By the time we left this temple it was starting to look like rain and we had a garden to fit in before we went back. A few of the group decided to go back and four of us went on to the garden.

It was a strolling garden with a beautiful pond. As we started to walk around, it started to rain and I did not have a jacket or an umbrella.

blog - Japanese garden

Karen lent me her jacket to put over my head and shoulders because she is a lot smaller than I am. We walked around the garden avoiding one heavy shower by standing under a tree and then we headed back to the hotel. Half way back, the heavens opened and it started to rain very heavily so we got pretty wet. We got back to the hotel and retrieved our luggage at 1.50! Mind you, we were soaked by then but when we walked out of the hotel 5 minutes later to walk to the station it had stopped raining.

We caught a train to Kyoto and then the Shinkansen (bullet train) to Hiroshima. At Hiroshima, we bought our tickets for the travel home and took a taxi to the hotel. This evening we had an excellent Italian pizza cooked in a wood fired oven. We could not get the right money until we realized they had added the bill up wrongly so the manager brought out his abacus to check! We were right and it wouldn’t matter except they had made the bill about £50 more than it should have been! Despite that, it was an excellent meal.

Visiting Iga City

We left Kyoto today for the second part of the tour. First stop was Iga City which is the home of kumihimo braiding and home to the Ninjas. Our first stop was the museum of the Ueno Tenjin festival held on 24th October every year. There are 9 floats and 3 are shown at any one time in the museum.

Blog - float for procession

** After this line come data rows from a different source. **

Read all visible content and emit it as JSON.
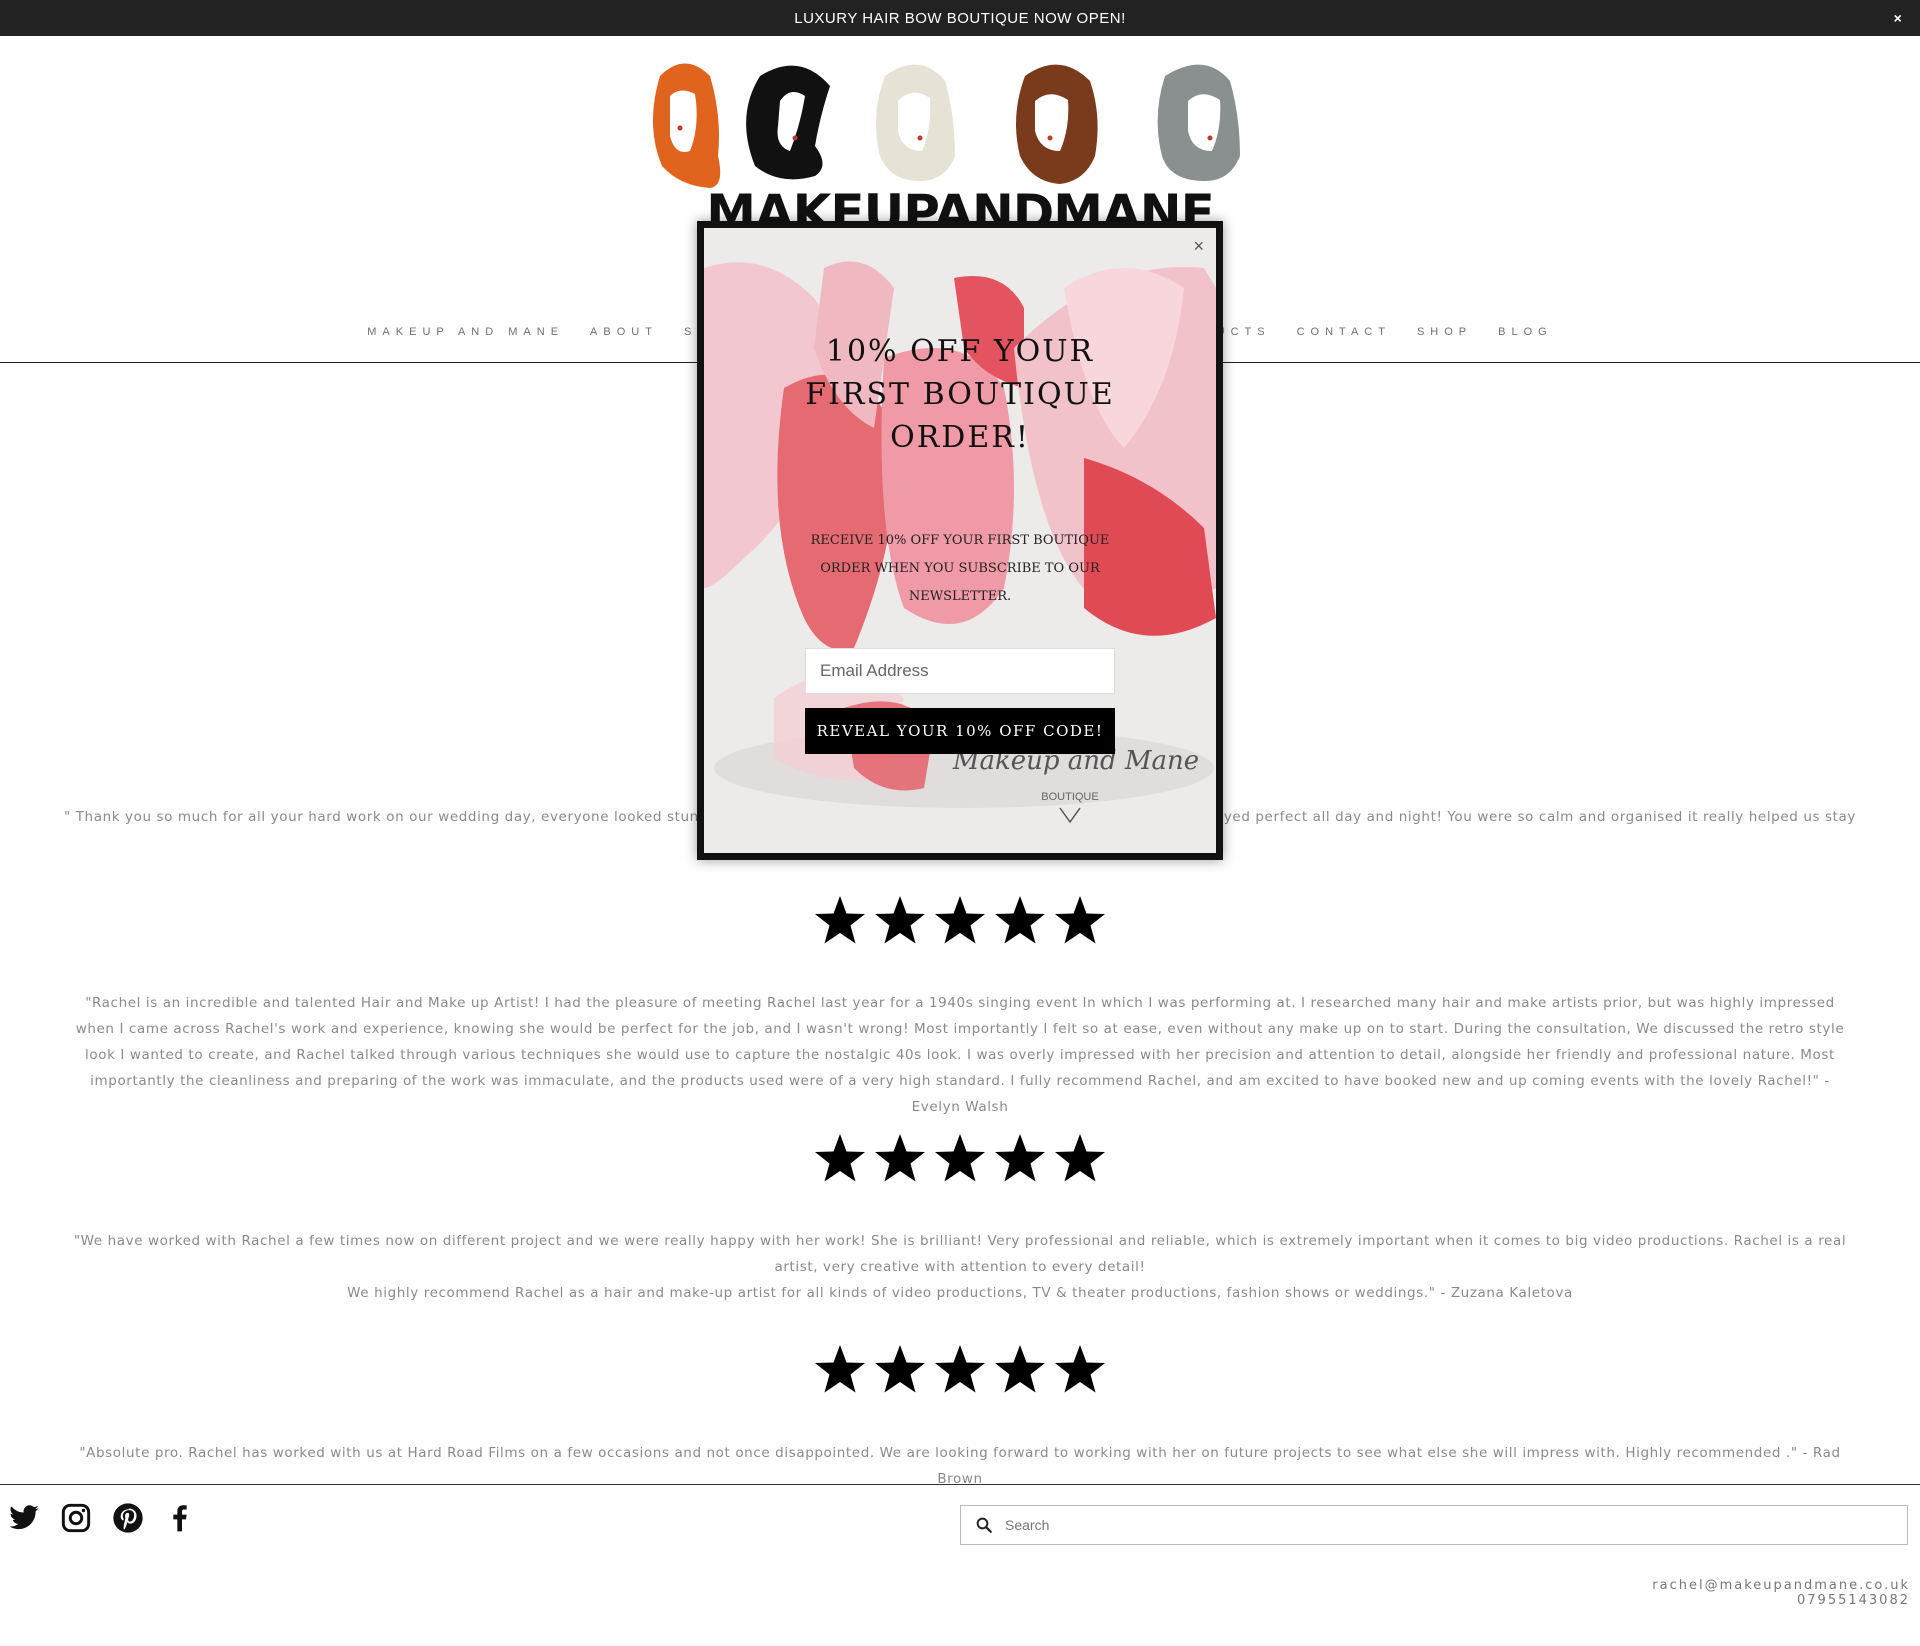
{
  "announcement": {
    "text": "LUXURY HAIR BOW BOUTIQUE NOW OPEN!",
    "close": "×"
  },
  "logo": {
    "alt": "MAKEUPANDMANE"
  },
  "nav": {
    "items": [
      "MAKEUP AND MANE",
      "ABOUT",
      "SE",
      "UCTS",
      "CONTACT",
      "SHOP",
      "BLOG"
    ]
  },
  "reviews": [
    {
      "text": "\" Thank you so much for all your hard work on our wedding day, everyone looked stun",
      "text2": "yed perfect all day and night! You were so calm and organised it really helped us stay"
    },
    {
      "text": "\"Rachel is an incredible and talented Hair and Make up Artist! I had the pleasure of meeting Rachel last year for a 1940s singing event In which I was performing at. I researched many hair and make artists prior, but was highly impressed when I came across Rachel's work and experience, knowing she would be perfect for the job, and I wasn't wrong! Most importantly I felt so at ease, even without any make up on to start. During the consultation, We discussed the retro style look I wanted to create, and Rachel talked through various techniques she would use to capture the nostalgic 40s look. I was overly impressed with her precision and attention to detail, alongside her friendly and professional nature. Most importantly the cleanliness and preparing of the work was immaculate, and the products used were of a very high standard. I fully recommend Rachel, and am excited to have booked new and up coming events with the lovely Rachel!\" - Evelyn Walsh"
    },
    {
      "text": "\"We have worked with Rachel a few times now on different project and we were really happy with her work! She is brilliant! Very professional and reliable, which is extremely important when it comes to big video productions. Rachel is a real artist, very creative with attention to every detail!",
      "text2": "We highly recommend Rachel as a hair and make-up artist for all kinds of video productions, TV & theater productions, fashion shows or weddings.\" - Zuzana Kaletova"
    },
    {
      "text": "\"Absolute pro. Rachel has worked with us at Hard Road Films on a few occasions and not once disappointed. We are looking forward to working with her on future projects to see what else she will impress with. Highly recommended .\" - Rad Brown"
    }
  ],
  "footer": {
    "social": [
      "twitter-icon",
      "instagram-icon",
      "pinterest-icon",
      "facebook-icon"
    ],
    "search_placeholder": "Search",
    "email": "rachel@makeupandmane.co.uk",
    "phone": "07955143082"
  },
  "modal": {
    "close": "×",
    "title": "10% OFF YOUR FIRST BOUTIQUE ORDER!",
    "text": "RECEIVE 10% OFF YOUR FIRST BOUTIQUE ORDER WHEN YOU SUBSCRIBE TO OUR NEWSLETTER.",
    "email_placeholder": "Email Address",
    "button": "REVEAL YOUR 10% OFF CODE!",
    "brand_script": "Makeup and Mane",
    "brand_sub": "BOUTIQUE"
  },
  "colors": {
    "bar": "#222222",
    "accent": "#000000",
    "bow": "#e8454c"
  }
}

We saw a video of the parade with the men carrying the flags for the gods at the front, then come 100 demons followed by the floats carrying people playing music. The exhibits are behind glass and tricky to photograph

Blog - offering to the gods Blog - demons

From here we walked to the Ninja museum in the rain. Umbrellas were provided by our hosts and after seeing around the Ninja house and finding out the Ninja secrets, we had a display of the Ninja arts.

Blog - Ninjas fighting

There was one demonstration of the use of a kumihimo rope with balls in the end and although most of the commentary was in Japanese, we all laughed when the guy holding the rope said – what are you thinking when the opponent catches the rope? ‘Oh shit’

This is the ‘Oh shit’ moment and then the finished article!

Blog - oh shit Blog - caught

It was a bit kitchy but very well done and we all had a laugh. We then had a go at throwing the spikes before going off to visit the workshop of the kumihimo master and head of the Ninjas. This is a photo of him working at the takadai.

Blog - oyuban braiding

I spent a long time watching him braid because it is so beautiful and his braiding is so even – I guess he has been doing it a long time. I thought about buying one of his obijime braids. In the picture, it was the second on the right but it was 33,000 yen – about £250 pounds. It was beautiful but I will just have to keep braiding.

Blog - obijime braids

Once we had finished at his workshop, we went for lunch at a restaurant that serves Iga beef which is supposed to be the best in the world – better than Kobe beef. We had a great lunch although we did have to sit on the floor which was interesting because I don’t normally spend an hour sitting on the floor and I definitely could not do it cross legged or kneeling!

After lunch we went to the kumihimo museum and store which we visited in 2007 and I enjoyed but did not buy this time. And then it was on to Nara where we were staying for the night. After checking in, we went for a walk and saw the five storey pagoda all lit up

Tomorrow we have time to visit the big temple and a couple of gardens before taking the train to Hiroshima.